Hematopoietic stem cell transplant (HSCT), also known as bone marrow transplant (BMT), is a treatment option for children with chronic granulomatous disease (CGD), but caregivers and healthcare providers must weigh several factors before moving ahead with the procedure.
To provide an overview of considerations for treating CGD with BMT, IDF produced a podcast, “Living with CGD: A Discussion about BMT.” The podcast is hosted by Felicia Morton, executive director of the CGD Association of America and mother of a son who received BMT for CGD, and features Dr. Vinod Prasad, director of the pediatric transplant and cellular therapy division at Duke University Hospital. Prasad has worked with CGD patients for 30 years.
Parents may consider BMT for their child as a longer-term treatment versus choosing infection management through preventative antibiotics and antifungals, other medications, and gamma interferon. A BMT replaces blood-forming cells with the CGD mutation with ones from a donor that can produce functional white blood cells, resulting in an immune system that is able to fight infection.
“We know how difficult it is to make that decision because you can live with CGD or you can go through treatment and both have very difficult and challenging risks associated with them,” said Morton.
Prasad described CGD, a rare primary immunodeficiency, as a collection of chronic health problems. In addition to being vulnerable to multiple infections from bacteria and fungi, persons with CGD develop granulomas, or nodules, in the body that could be external in the lymph nodes or internal on organs like the lungs, colon, kidneys, or any other part of the body where they can cause compression to vital organs. CGD also can cause immune-mediated problems, and impact growth and development.
“You can continue to do supportive care for a period of time, but the disease doesn’t go away. It always comes back. It always leads to infections and other complications over the years, and significant impact on the quality of life, on the growth and development of the child,” said Prasad.
“Being in and out of the hospital takes a toll on the children, as well as on the families, and the only curative action that we have right now is to do HSCT.”
Three primary factors influencing the decision to move forward with BMT include:
- How severe is the disease?
- Is there an appropriate donor available?
- Is there access to a good transplant center?
“It’s a very personal decision and your transplant doctor should be able to make it with you,” said Prasad.
While there is no ideal time to transplant, children from late infancy to early teens respond the best to BMT, though the younger the child, the better because younger children are more resilient. Prasad stressed that it’s important to move forward with BMT before multiple severe infections develop and damage major organs such as lungs and kidneys. Start looking for transplant options and donor options early, he said.

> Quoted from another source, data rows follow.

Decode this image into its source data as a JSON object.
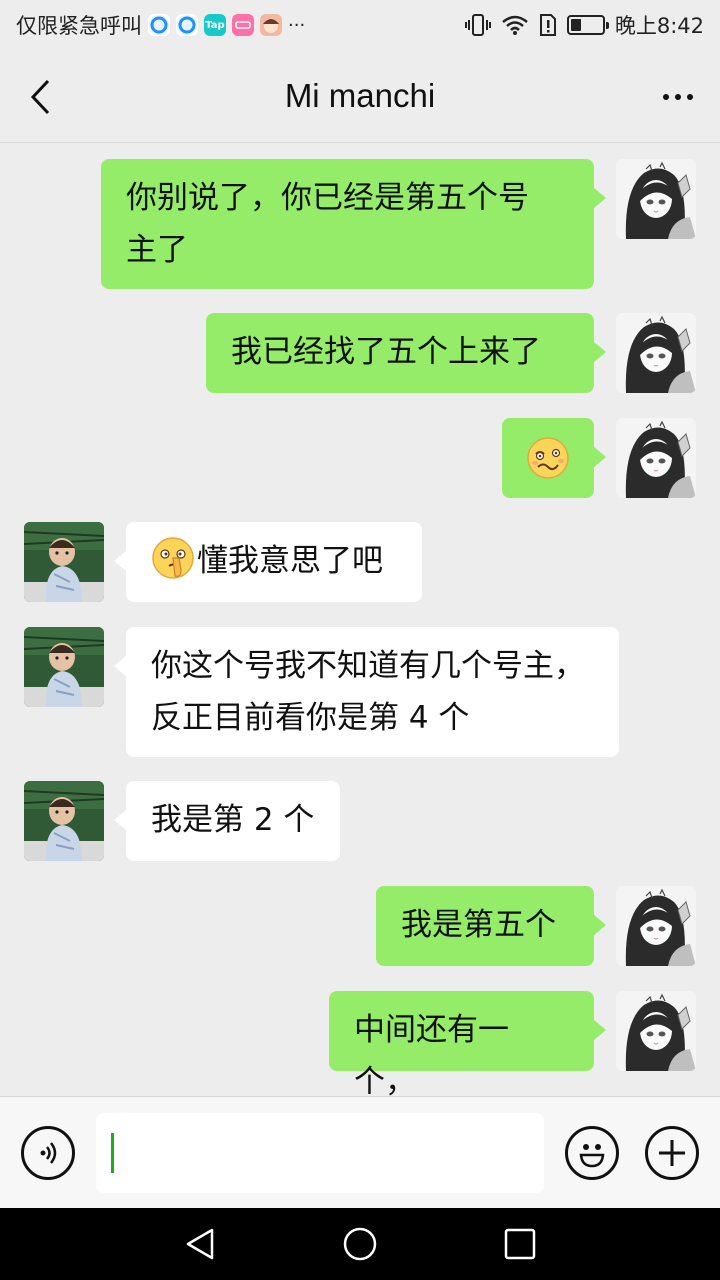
{
  "status_bar": {
    "carrier_text": "仅限紧急呼叫",
    "app_icons": [
      {
        "name": "qq-icon",
        "color": "#1e90ff",
        "label": ""
      },
      {
        "name": "qq-icon",
        "color": "#1e90ff",
        "label": ""
      },
      {
        "name": "taptap-icon",
        "color": "#19c8c8",
        "label": "Tap"
      },
      {
        "name": "app-pink-icon",
        "color": "#ff6fa8",
        "label": ""
      },
      {
        "name": "avatar-app-icon",
        "color": "#f2b8a0",
        "label": ""
      }
    ],
    "more_dots": "···",
    "time": "晚上8:42",
    "battery_level": 0.35
  },
  "header": {
    "title": "Mi manchi"
  },
  "messages": [
    {
      "side": "sent",
      "lines": [
        "你别说了，你已经是第五个号",
        "主了"
      ]
    },
    {
      "side": "sent",
      "lines": [
        "我已经找了五个上来了"
      ]
    },
    {
      "side": "sent",
      "emoji": "woozy-face",
      "lines": []
    },
    {
      "side": "recv",
      "emoji": "shushing-face",
      "lines": [
        "懂我意思了吧"
      ]
    },
    {
      "side": "recv",
      "lines": [
        "你这个号我不知道有几个号主，",
        "反正目前看你是第 4 个"
      ]
    },
    {
      "side": "recv",
      "lines": [
        "我是第 2 个"
      ]
    },
    {
      "side": "sent",
      "lines": [
        "我是第五个"
      ]
    },
    {
      "side": "sent",
      "lines": [
        "中间还有一个，"
      ]
    }
  ],
  "input": {
    "value": "",
    "placeholder": ""
  },
  "colors": {
    "sent_bubble": "#95ec69",
    "recv_bubble": "#ffffff",
    "background": "#ededed",
    "cursor": "#1aad19"
  }
}
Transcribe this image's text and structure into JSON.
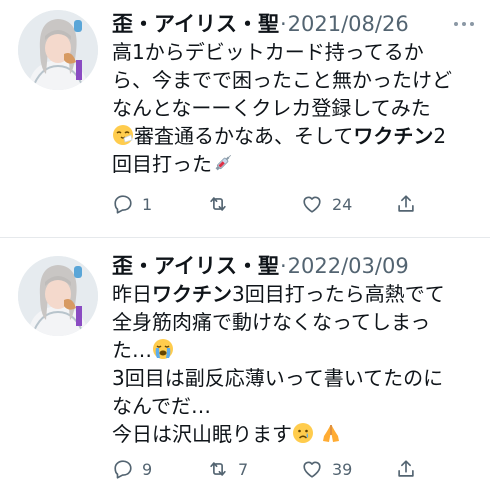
{
  "tweets": [
    {
      "name": "歪・アイリス・聖",
      "separator": "·",
      "date": "2021/08/26",
      "lines": [
        {
          "text": "高1からデビットカード持ってるか"
        },
        {
          "text": "ら、今までで困ったこと無かったけど"
        },
        {
          "text": "なんとなーーくクレカ登録してみた"
        },
        {
          "pre": "審査通るかなあ、そして",
          "bold": "ワクチン",
          "post": "2"
        },
        {
          "text": "回目打った"
        }
      ],
      "emoji": [
        "sneezing-face",
        "syringe"
      ],
      "actions": {
        "reply": "1",
        "retweet": "",
        "like": "24"
      }
    },
    {
      "name": "歪・アイリス・聖",
      "separator": "·",
      "date": "2022/03/09",
      "lines": [
        {
          "pre": "昨日",
          "bold": "ワクチン",
          "post": "3回目打ったら高熱でて"
        },
        {
          "text": "全身筋肉痛で動けなくなってしまっ"
        },
        {
          "text": "た…"
        },
        {
          "text": "3回目は副反応薄いって書いてたのに"
        },
        {
          "text": "なんでだ…"
        },
        {
          "text": "今日は沢山眠ります"
        }
      ],
      "emoji": [
        "loudly-crying-face",
        "crying-face",
        "folded-hands"
      ],
      "actions": {
        "reply": "9",
        "retweet": "7",
        "like": "39"
      }
    }
  ]
}
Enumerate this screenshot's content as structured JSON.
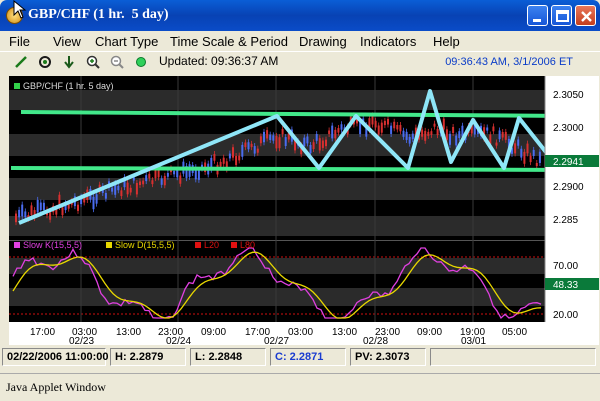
{
  "window": {
    "title": "GBP/CHF (1 hr.  5 day)"
  },
  "menu": [
    "File",
    "View",
    "Chart Type",
    "Time Scale & Period",
    "Drawing",
    "Indicators",
    "Help"
  ],
  "toolbar": {
    "tools": [
      "trend-line-icon",
      "crosshair-icon",
      "download-arrow-icon",
      "zoom-in-icon",
      "zoom-out-icon",
      "status-led-icon"
    ],
    "updated": "Updated: 09:36:37 AM",
    "clock": "09:36:43 AM, 3/1/2006 ET"
  },
  "chart": {
    "legend": "GBP/CHF (1 hr.  5 day)",
    "price_labels": [
      "2.3050",
      "2.3000",
      "2.2900",
      "2.285"
    ],
    "current_price": "2.2941",
    "osc_labels": [
      "70.00",
      "20.00"
    ],
    "osc_current": "48.33",
    "osc_legend": [
      "Slow K(15,5,5)",
      "Slow D(15,5,5)",
      "L20",
      "L80"
    ],
    "osc_colors": [
      "#e040e0",
      "#e8d800",
      "#e01010",
      "#e01010"
    ],
    "time_labels": [
      "17:00",
      "03:00",
      "13:00",
      "23:00",
      "09:00",
      "17:00",
      "03:00",
      "13:00",
      "23:00",
      "09:00",
      "19:00",
      "05:00"
    ],
    "date_labels": [
      "02/23",
      "02/24",
      "02/27",
      "02/28",
      "03/01"
    ]
  },
  "status": {
    "date": "02/22/2006 11:00:00",
    "high": "H: 2.2879",
    "low": "L: 2.2848",
    "close": "C: 2.2871",
    "pv": "PV: 2.3073"
  },
  "applet_label": "Java Applet Window"
}
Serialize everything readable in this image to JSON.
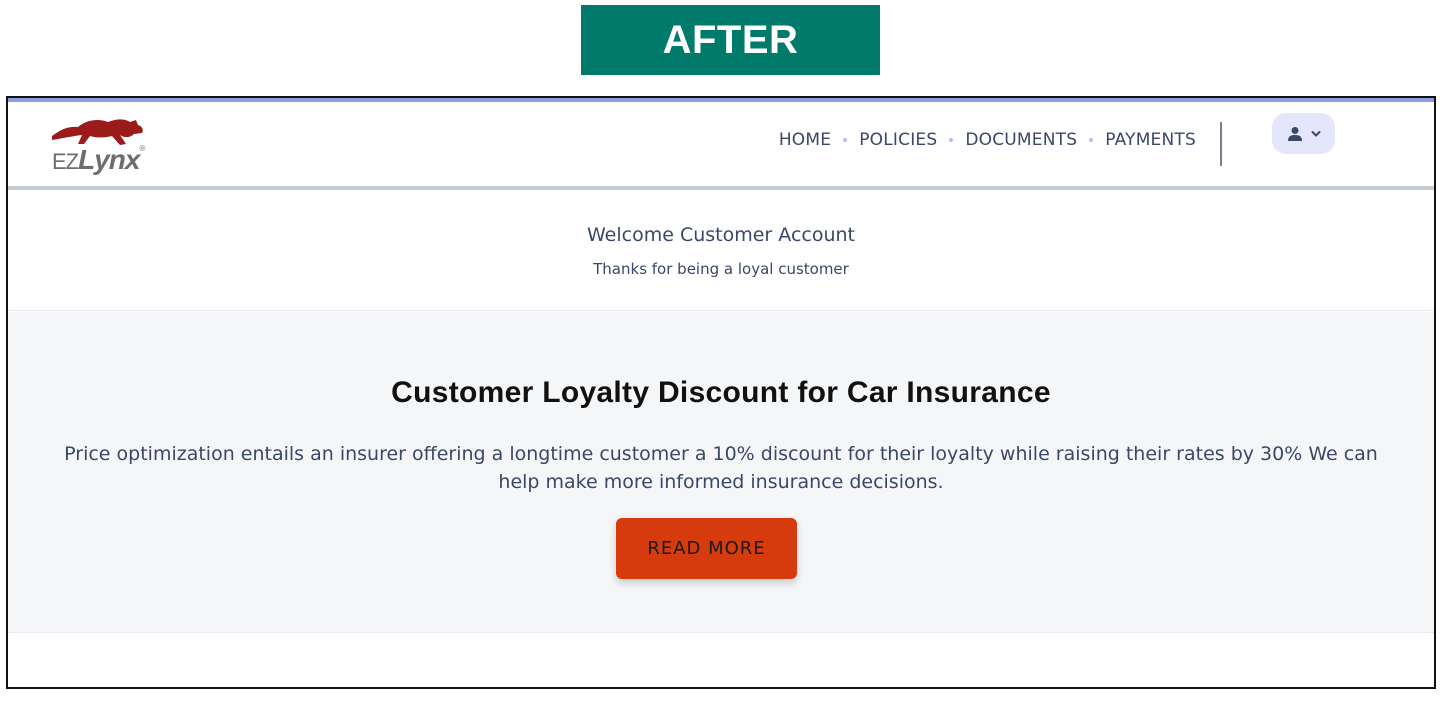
{
  "banner": {
    "label": "AFTER"
  },
  "brand": {
    "logo_ez": "EZ",
    "logo_lynx": "Lynx",
    "logo_reg": "®",
    "logo_color": "#9b1b1b"
  },
  "nav": {
    "items": [
      {
        "label": "HOME"
      },
      {
        "label": "POLICIES"
      },
      {
        "label": "DOCUMENTS"
      },
      {
        "label": "PAYMENTS"
      }
    ]
  },
  "user_menu": {
    "icon": "user-icon",
    "chevron": "chevron-down-icon"
  },
  "welcome": {
    "title": "Welcome Customer Account",
    "subtitle": "Thanks for being a loyal customer"
  },
  "promo": {
    "title": "Customer Loyalty Discount for Car Insurance",
    "text": "Price optimization entails an insurer offering a longtime customer a 10% discount for their loyalty while raising their rates by 30% We can help make more informed insurance decisions.",
    "button_label": "READ MORE",
    "button_color": "#d53b0c"
  },
  "colors": {
    "banner_bg": "#007a6a",
    "text_primary": "#3a4767",
    "accent_top": "#8e9be0",
    "user_btn_bg": "#e4e7fb"
  }
}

“Once you have an idea that your child is suffering from severe disease, then waiting is not going to make the transplant outcomes better. Prolonged delay will only make the transplant outcomes worse and that’s why it should be done early,” said Prasad.
The various donor options, which are dictated by human leukocyte antigens (HLA) matching, include:
- Haploidentical (sibling or parent) donor
- Unrelated bone marrow donor
- Unrelated umbilical cord donor
“Truly today I feel so fortunate being in the field of transplantation that we can almost always find a donor for a patient who needs a transplant compared to when I first saw my first CGD patient 30 years ago,” said Prasad.
Gene therapy, which is in clinical trials, is another option for treating CGD. In gene therapy, doctors fix the defective gene in the person with CGD.
“I would suggest that we certainly consider gene therapy as an option if there is a clinical trial that is open at the time that your child needs treatment or you need treatment and reach out to those clinical trial groups and see if you qualify for the gene therapy,” said Prasad.
How can families prepare themselves for BMT? “The transplant is not an easy procedure to go through either for the patient or the family,” said Dr. Prasad.
Families should consider the following points:
- Be prepared to commit six months to a year to the treatment
- The hospital stay could last two to three months
- You may have to relocate and live close to the transplant center
- Treatment has both short-term and long-term risks
- Try to keep the family unit intact as best you can
- Seek help from the child life specialists
“The most important thing is if you are considering a transplant, consider it early, meet with a transplant team either virtually or in person, ask all the questions that you have, and then make a decision about where to do the transplant and how to do the transplant,” said Dr. Prasad.